The Name does not matter, just remember what was created. Now go to Alerts -> Event Definitions and click “Create New Definition.”
On the first page, create the name and give it a priority. Here it is selected to be High.
Select “Next” and on the Filter and Aggregation page, fill out the search query as shown, replacing the “MD5_Hash” before the colon with the field you will search on, so this could be a hash field or an IP address field for example.
Here, the field is called MD5_Hash, and then after the colon, the parameter $MD5_Hash$, will ask you to define the parameter by clicking on the button saying undeclared.
A pop out will show up, and you will have to select the lookup table from before and name the Table lookup Key field “MD5_Hash” in this example.
Save the pop out, and continue creating your alert to your liking, but select what streams of data to watch, the search intervals and how far back to search.
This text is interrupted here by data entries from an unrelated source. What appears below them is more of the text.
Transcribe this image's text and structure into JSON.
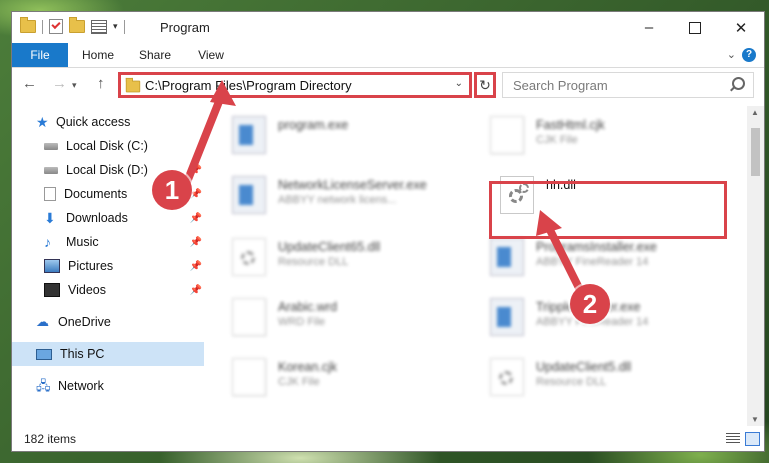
{
  "window": {
    "title": "Program",
    "tabs": {
      "file": "File",
      "home": "Home",
      "share": "Share",
      "view": "View"
    },
    "help": "?"
  },
  "address": {
    "path": "C:\\Program Files\\Program Directory",
    "search_placeholder": "Search Program"
  },
  "nav": {
    "items": [
      {
        "label": "Quick access",
        "icon": "star-icon"
      },
      {
        "label": "Local Disk (C:)",
        "icon": "drive-icon"
      },
      {
        "label": "Local Disk (D:)",
        "icon": "drive-icon"
      },
      {
        "label": "Documents",
        "icon": "documents-icon"
      },
      {
        "label": "Downloads",
        "icon": "downloads-icon"
      },
      {
        "label": "Music",
        "icon": "music-icon"
      },
      {
        "label": "Pictures",
        "icon": "pictures-icon"
      },
      {
        "label": "Videos",
        "icon": "videos-icon"
      },
      {
        "label": "OneDrive",
        "icon": "cloud-icon"
      },
      {
        "label": "This PC",
        "icon": "pc-icon"
      },
      {
        "label": "Network",
        "icon": "network-icon"
      }
    ]
  },
  "files": [
    {
      "name": "program.exe",
      "desc": ""
    },
    {
      "name": "FastHtml.cjk",
      "desc": "CJK File"
    },
    {
      "name": "NetworkLicenseServer.exe",
      "desc": "ABBYY network licens..."
    },
    {
      "name": "hh.dll",
      "desc": ""
    },
    {
      "name": "UpdateClient65.dll",
      "desc": "Resource DLL"
    },
    {
      "name": "ProgramsInstaller.exe",
      "desc": "ABBYY FineReader 14"
    },
    {
      "name": "Arabic.wrd",
      "desc": "WRD File"
    },
    {
      "name": "TrippleInstaller.exe",
      "desc": "ABBYY FineReader 14"
    },
    {
      "name": "Korean.cjk",
      "desc": "CJK File"
    },
    {
      "name": "UpdateClient5.dll",
      "desc": "Resource DLL"
    }
  ],
  "status": {
    "count": "182 items"
  },
  "markers": {
    "one": "1",
    "two": "2"
  },
  "colors": {
    "accent": "#1979ca",
    "highlight": "#d9434a"
  }
}
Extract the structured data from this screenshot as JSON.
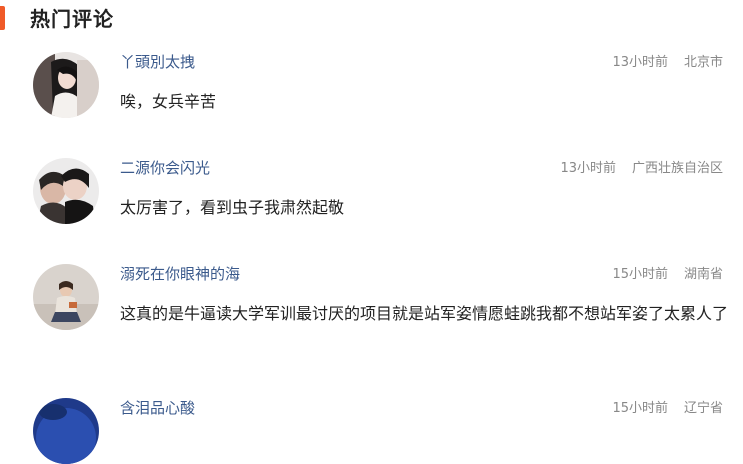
{
  "section": {
    "title": "热门评论"
  },
  "colors": {
    "accent": "#f05a28",
    "username": "#3b5a8c",
    "meta": "#888888",
    "text": "#222222"
  },
  "comments": [
    {
      "username": "丫頭別太拽",
      "time": "13小时前",
      "location": "北京市",
      "text": "唉，女兵辛苦",
      "avatar": "avatar-woman-long-hair"
    },
    {
      "username": "二源你会闪光",
      "time": "13小时前",
      "location": "广西壮族自治区",
      "text": "太厉害了，看到虫子我肃然起敬",
      "avatar": "avatar-couple"
    },
    {
      "username": "溺死在你眼神的海",
      "time": "15小时前",
      "location": "湖南省",
      "text": "这真的是牛逼读大学军训最讨厌的项目就是站军姿情愿蛙跳我都不想站军姿了太累人了",
      "avatar": "avatar-girl-sitting"
    },
    {
      "username": "含泪品心酸",
      "time": "15小时前",
      "location": "辽宁省",
      "text": "",
      "avatar": "avatar-dark-blue"
    }
  ]
}
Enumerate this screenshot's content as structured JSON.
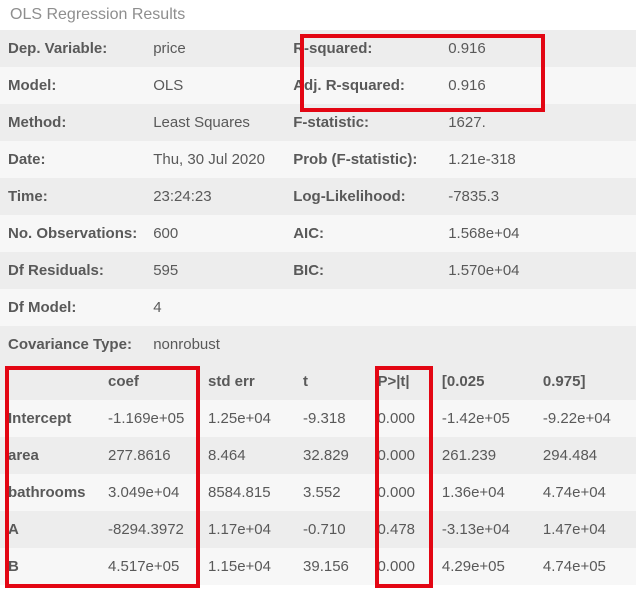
{
  "title": "OLS Regression Results",
  "summary": {
    "rows": [
      {
        "l1": "Dep. Variable:",
        "v1": "price",
        "l2": "R-squared:",
        "v2": "0.916"
      },
      {
        "l1": "Model:",
        "v1": "OLS",
        "l2": "Adj. R-squared:",
        "v2": "0.916"
      },
      {
        "l1": "Method:",
        "v1": "Least Squares",
        "l2": "F-statistic:",
        "v2": "1627."
      },
      {
        "l1": "Date:",
        "v1": "Thu, 30 Jul 2020",
        "l2": "Prob (F-statistic):",
        "v2": "1.21e-318"
      },
      {
        "l1": "Time:",
        "v1": "23:24:23",
        "l2": "Log-Likelihood:",
        "v2": "-7835.3"
      },
      {
        "l1": "No. Observations:",
        "v1": "600",
        "l2": "AIC:",
        "v2": "1.568e+04"
      },
      {
        "l1": "Df Residuals:",
        "v1": "595",
        "l2": "BIC:",
        "v2": "1.570e+04"
      },
      {
        "l1": "Df Model:",
        "v1": "4",
        "l2": "",
        "v2": ""
      },
      {
        "l1": "Covariance Type:",
        "v1": "nonrobust",
        "l2": "",
        "v2": ""
      }
    ]
  },
  "coef": {
    "headers": [
      "",
      "coef",
      "std err",
      "t",
      "P>|t|",
      "[0.025",
      "0.975]"
    ],
    "rows": [
      {
        "name": "Intercept",
        "coef": "-1.169e+05",
        "stderr": "1.25e+04",
        "t": "-9.318",
        "p": "0.000",
        "lo": "-1.42e+05",
        "hi": "-9.22e+04"
      },
      {
        "name": "area",
        "coef": "277.8616",
        "stderr": "8.464",
        "t": "32.829",
        "p": "0.000",
        "lo": "261.239",
        "hi": "294.484"
      },
      {
        "name": "bathrooms",
        "coef": "3.049e+04",
        "stderr": "8584.815",
        "t": "3.552",
        "p": "0.000",
        "lo": "1.36e+04",
        "hi": "4.74e+04"
      },
      {
        "name": "A",
        "coef": "-8294.3972",
        "stderr": "1.17e+04",
        "t": "-0.710",
        "p": "0.478",
        "lo": "-3.13e+04",
        "hi": "1.47e+04"
      },
      {
        "name": "B",
        "coef": "4.517e+05",
        "stderr": "1.15e+04",
        "t": "39.156",
        "p": "0.000",
        "lo": "4.29e+05",
        "hi": "4.74e+05"
      }
    ]
  }
}
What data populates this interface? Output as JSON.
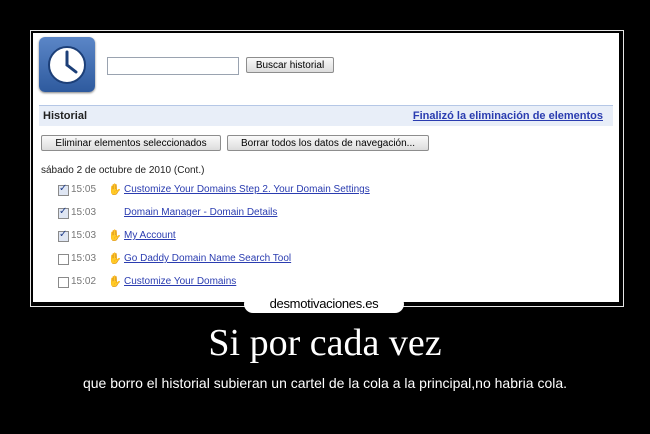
{
  "history": {
    "search_button": "Buscar historial",
    "search_value": "",
    "header_title": "Historial",
    "header_link": "Finalizó la eliminación de elementos",
    "delete_selected": "Eliminar elementos seleccionados",
    "clear_all": "Borrar todos los datos de navegación...",
    "date_label": "sábado 2 de octubre de 2010 (Cont.)",
    "entries": [
      {
        "checked": true,
        "time": "15:05",
        "has_icon": true,
        "title": "Customize Your Domains Step 2. Your Domain Settings"
      },
      {
        "checked": true,
        "time": "15:03",
        "has_icon": false,
        "title": "Domain Manager - Domain Details"
      },
      {
        "checked": true,
        "time": "15:03",
        "has_icon": true,
        "title": "My Account"
      },
      {
        "checked": false,
        "time": "15:03",
        "has_icon": true,
        "title": "Go Daddy Domain Name Search Tool"
      },
      {
        "checked": false,
        "time": "15:02",
        "has_icon": true,
        "title": "Customize Your Domains"
      }
    ],
    "icons": {
      "app": "clock-icon",
      "entry": "favicon-icon"
    },
    "colors": {
      "link": "#2a3cb0",
      "header_bg": "#e8eef8"
    }
  },
  "poster": {
    "watermark": "desmotivaciones.es",
    "title": "Si por cada vez",
    "subtitle": "que borro el historial subieran un cartel de la cola a la principal,no habria cola."
  }
}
If you need help with setting up alerts, refer to the alerting video.
Once you’ve set up and enabled your alert, the next time you detect one of the IoC’s, you will see it show up on the “Alerts & Events” page:
Breaches happen. Graylog can help you detect them when they’re happening will give you more time to respond. Also, keep an eye out for new IoCs and configure them using the method above.
While in this case, theIoC’s were made public. If you do not have an exact IoC to look for, you can start at a more generic level and create searches, for find broader topics in your environment--e.g.,
This is the best way to monitor whether you are the software discussed in this blog, in various industry publications, and/or in your Twitter feed.